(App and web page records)
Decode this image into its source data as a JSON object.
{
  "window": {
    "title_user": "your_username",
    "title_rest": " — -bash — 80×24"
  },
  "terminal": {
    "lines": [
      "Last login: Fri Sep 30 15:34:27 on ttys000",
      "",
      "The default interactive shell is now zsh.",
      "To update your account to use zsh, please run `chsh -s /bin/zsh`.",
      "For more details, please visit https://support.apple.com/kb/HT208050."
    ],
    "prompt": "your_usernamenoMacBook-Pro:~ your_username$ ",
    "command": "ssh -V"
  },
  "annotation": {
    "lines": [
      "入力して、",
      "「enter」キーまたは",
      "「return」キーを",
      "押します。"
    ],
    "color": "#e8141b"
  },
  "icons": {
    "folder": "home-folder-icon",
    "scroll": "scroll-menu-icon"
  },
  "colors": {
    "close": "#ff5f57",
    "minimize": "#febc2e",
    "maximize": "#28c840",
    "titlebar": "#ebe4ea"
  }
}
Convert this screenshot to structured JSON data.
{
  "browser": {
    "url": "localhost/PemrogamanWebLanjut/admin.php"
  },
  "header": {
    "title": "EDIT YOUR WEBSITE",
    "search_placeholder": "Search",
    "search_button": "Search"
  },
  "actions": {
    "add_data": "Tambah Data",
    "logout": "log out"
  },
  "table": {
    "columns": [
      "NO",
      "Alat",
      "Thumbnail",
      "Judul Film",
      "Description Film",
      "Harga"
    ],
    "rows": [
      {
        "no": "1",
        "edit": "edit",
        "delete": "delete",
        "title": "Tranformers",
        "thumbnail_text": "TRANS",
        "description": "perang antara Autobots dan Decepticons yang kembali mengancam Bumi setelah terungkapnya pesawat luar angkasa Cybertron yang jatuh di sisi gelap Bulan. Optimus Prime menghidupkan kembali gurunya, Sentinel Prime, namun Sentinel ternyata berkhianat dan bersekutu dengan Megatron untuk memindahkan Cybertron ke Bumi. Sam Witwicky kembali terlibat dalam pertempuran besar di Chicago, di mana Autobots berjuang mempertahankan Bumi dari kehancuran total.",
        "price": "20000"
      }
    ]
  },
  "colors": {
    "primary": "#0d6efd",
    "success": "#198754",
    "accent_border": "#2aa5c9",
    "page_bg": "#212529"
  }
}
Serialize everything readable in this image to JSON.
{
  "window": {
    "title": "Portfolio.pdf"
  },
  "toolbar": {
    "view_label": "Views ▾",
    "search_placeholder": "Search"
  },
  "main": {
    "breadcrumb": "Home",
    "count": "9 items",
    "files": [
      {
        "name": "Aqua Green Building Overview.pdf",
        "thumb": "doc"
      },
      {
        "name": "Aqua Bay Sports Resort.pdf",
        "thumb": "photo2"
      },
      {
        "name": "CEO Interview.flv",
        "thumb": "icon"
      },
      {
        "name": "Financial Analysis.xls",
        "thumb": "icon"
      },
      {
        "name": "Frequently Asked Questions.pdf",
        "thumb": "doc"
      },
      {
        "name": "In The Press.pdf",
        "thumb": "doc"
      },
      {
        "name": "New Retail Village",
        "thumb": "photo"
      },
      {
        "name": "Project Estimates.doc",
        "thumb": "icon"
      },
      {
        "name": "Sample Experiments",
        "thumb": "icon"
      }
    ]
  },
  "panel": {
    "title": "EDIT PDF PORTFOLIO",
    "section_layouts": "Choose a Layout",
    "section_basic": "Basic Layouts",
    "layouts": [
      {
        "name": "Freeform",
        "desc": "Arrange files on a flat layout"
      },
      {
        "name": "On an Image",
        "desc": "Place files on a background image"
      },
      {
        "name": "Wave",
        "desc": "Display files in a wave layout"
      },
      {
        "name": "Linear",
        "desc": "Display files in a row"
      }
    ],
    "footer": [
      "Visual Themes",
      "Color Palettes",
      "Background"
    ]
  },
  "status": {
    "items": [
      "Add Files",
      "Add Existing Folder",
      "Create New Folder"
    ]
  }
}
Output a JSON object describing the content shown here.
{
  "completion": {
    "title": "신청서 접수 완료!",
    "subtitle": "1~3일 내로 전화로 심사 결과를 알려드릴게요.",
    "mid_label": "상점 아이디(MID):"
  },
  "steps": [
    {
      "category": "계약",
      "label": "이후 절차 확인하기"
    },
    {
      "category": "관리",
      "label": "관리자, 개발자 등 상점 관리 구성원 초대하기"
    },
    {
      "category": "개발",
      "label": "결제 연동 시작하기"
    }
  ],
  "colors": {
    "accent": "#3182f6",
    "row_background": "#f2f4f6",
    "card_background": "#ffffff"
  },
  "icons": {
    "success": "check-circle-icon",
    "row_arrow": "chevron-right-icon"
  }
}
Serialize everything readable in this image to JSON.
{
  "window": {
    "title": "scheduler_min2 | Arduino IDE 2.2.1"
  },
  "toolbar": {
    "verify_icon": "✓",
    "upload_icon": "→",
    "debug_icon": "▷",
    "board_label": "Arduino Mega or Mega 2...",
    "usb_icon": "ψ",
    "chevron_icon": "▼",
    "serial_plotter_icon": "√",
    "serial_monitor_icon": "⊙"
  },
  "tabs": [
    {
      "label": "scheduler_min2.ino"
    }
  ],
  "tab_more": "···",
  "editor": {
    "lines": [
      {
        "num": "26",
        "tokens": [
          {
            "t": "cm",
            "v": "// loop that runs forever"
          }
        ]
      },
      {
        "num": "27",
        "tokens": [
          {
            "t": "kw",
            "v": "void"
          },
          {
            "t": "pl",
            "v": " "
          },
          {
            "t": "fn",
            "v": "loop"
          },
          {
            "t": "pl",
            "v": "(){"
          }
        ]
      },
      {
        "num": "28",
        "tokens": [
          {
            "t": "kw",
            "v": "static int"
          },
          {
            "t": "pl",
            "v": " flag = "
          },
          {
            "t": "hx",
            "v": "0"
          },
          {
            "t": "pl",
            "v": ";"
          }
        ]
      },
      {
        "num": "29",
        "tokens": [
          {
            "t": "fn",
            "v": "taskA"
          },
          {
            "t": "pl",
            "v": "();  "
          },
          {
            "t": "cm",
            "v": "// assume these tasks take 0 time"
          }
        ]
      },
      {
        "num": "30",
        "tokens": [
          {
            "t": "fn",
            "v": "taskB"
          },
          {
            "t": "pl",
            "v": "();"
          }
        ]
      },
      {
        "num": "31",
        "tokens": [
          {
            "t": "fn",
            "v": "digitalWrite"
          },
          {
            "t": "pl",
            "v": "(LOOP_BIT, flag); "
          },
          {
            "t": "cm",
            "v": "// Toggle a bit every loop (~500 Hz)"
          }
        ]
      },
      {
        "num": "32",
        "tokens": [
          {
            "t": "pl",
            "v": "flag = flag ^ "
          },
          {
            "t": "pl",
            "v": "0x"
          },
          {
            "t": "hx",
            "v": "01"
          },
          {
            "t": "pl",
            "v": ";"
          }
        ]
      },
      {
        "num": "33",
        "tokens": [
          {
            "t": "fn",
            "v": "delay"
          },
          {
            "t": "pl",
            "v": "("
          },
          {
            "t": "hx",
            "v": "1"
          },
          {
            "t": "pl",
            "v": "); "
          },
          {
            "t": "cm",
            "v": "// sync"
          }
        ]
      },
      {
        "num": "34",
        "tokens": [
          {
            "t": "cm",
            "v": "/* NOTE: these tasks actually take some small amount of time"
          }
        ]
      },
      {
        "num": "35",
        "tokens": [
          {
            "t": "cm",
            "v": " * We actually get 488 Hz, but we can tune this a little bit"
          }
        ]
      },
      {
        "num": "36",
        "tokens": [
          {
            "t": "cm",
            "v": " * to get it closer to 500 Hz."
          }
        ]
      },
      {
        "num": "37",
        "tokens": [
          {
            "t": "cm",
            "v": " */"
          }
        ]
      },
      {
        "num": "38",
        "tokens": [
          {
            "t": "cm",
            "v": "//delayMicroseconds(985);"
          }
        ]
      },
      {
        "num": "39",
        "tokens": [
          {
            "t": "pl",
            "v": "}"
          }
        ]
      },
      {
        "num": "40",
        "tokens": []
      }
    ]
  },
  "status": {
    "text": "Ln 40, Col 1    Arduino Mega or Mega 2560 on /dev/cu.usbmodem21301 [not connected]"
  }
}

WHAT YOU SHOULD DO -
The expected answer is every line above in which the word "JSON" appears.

FINAL ANSWER -
Decode this image into its source data as a JSON object.
Convert this screenshot to structured JSON data.
Serialize everything readable in this image to JSON.
Output a JSON object describing the content shown here.
Serialize everything readable in this image to JSON.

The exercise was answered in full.